- INSTRUCTIONS TO FOLLOW
The records that follow must be reproduced in full, exactly as written.
====== GIVEN ENTRIES ======
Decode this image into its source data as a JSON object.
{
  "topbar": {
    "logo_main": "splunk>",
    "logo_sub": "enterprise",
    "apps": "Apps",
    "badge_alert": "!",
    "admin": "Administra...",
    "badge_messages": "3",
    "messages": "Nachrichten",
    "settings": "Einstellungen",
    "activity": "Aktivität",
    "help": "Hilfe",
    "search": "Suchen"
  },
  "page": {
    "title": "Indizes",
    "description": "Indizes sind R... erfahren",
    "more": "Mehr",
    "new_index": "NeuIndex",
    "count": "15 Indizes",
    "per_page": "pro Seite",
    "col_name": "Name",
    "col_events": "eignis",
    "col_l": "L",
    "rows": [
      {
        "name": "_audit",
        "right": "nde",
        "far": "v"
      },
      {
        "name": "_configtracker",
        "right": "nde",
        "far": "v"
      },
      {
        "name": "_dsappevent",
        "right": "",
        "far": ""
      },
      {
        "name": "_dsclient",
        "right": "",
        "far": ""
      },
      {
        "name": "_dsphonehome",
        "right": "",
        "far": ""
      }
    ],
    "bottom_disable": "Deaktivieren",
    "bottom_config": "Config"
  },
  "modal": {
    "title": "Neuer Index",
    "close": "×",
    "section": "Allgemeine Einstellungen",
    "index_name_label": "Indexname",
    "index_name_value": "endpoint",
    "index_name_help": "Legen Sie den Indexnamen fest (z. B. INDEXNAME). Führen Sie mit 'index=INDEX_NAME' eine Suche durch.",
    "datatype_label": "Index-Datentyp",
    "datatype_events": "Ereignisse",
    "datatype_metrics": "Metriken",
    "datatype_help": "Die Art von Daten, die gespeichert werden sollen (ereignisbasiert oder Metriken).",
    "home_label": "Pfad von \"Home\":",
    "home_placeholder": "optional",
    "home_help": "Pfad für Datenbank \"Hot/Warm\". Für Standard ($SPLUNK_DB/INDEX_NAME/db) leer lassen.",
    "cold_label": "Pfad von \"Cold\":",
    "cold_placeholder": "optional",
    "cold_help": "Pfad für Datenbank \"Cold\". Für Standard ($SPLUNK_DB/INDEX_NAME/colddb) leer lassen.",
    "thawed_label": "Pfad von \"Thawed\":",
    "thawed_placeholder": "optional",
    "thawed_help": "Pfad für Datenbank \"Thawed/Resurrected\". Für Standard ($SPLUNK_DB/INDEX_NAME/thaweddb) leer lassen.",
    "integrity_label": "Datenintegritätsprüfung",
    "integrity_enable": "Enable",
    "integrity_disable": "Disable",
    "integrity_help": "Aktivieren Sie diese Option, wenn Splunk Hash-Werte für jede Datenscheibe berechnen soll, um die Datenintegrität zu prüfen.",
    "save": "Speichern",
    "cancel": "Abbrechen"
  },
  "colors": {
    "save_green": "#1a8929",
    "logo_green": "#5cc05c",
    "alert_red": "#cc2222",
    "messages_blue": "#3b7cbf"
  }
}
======
- YOUR RESPONSE
Decode this image into its source data as a JSON object.
{
  "topbar": {
    "logo_main": "splunk>",
    "logo_sub": "enterprise",
    "apps": "Apps",
    "badge_alert": "!",
    "admin": "Administra...",
    "badge_messages": "3",
    "messages": "Nachrichten",
    "settings": "Einstellungen",
    "activity": "Aktivität",
    "help": "Hilfe",
    "search": "Suchen"
  },
  "page": {
    "title": "Indizes",
    "description": "Indizes sind R... erfahren",
    "more": "Mehr",
    "new_index": "NeuIndex",
    "count": "15 Indizes",
    "per_page": "pro Seite",
    "col_name": "Name",
    "col_events": "eignis",
    "col_l": "L",
    "rows": [
      {
        "name": "_audit",
        "right": "nde",
        "far": "v"
      },
      {
        "name": "_configtracker",
        "right": "nde",
        "far": "v"
      },
      {
        "name": "_dsappevent",
        "right": "",
        "far": ""
      },
      {
        "name": "_dsclient",
        "right": "",
        "far": ""
      },
      {
        "name": "_dsphonehome",
        "right": "",
        "far": ""
      }
    ],
    "bottom_disable": "Deaktivieren",
    "bottom_config": "Config"
  },
  "modal": {
    "title": "Neuer Index",
    "close": "×",
    "section": "Allgemeine Einstellungen",
    "index_name_label": "Indexname",
    "index_name_value": "endpoint",
    "index_name_help": "Legen Sie den Indexnamen fest (z. B. INDEXNAME). Führen Sie mit 'index=INDEX_NAME' eine Suche durch.",
    "datatype_label": "Index-Datentyp",
    "datatype_events": "Ereignisse",
    "datatype_metrics": "Metriken",
    "datatype_help": "Die Art von Daten, die gespeichert werden sollen (ereignisbasiert oder Metriken).",
    "home_label": "Pfad von \"Home\":",
    "home_placeholder": "optional",
    "home_help": "Pfad für Datenbank \"Hot/Warm\". Für Standard ($SPLUNK_DB/INDEX_NAME/db) leer lassen.",
    "cold_label": "Pfad von \"Cold\":",
    "cold_placeholder": "optional",
    "cold_help": "Pfad für Datenbank \"Cold\". Für Standard ($SPLUNK_DB/INDEX_NAME/colddb) leer lassen.",
    "thawed_label": "Pfad von \"Thawed\":",
    "thawed_placeholder": "optional",
    "thawed_help": "Pfad für Datenbank \"Thawed/Resurrected\". Für Standard ($SPLUNK_DB/INDEX_NAME/thaweddb) leer lassen.",
    "integrity_label": "Datenintegritätsprüfung",
    "integrity_enable": "Enable",
    "integrity_disable": "Disable",
    "integrity_help": "Aktivieren Sie diese Option, wenn Splunk Hash-Werte für jede Datenscheibe berechnen soll, um die Datenintegrität zu prüfen.",
    "save": "Speichern",
    "cancel": "Abbrechen"
  },
  "colors": {
    "save_green": "#1a8929",
    "logo_green": "#5cc05c",
    "alert_red": "#cc2222",
    "messages_blue": "#3b7cbf"
  }
}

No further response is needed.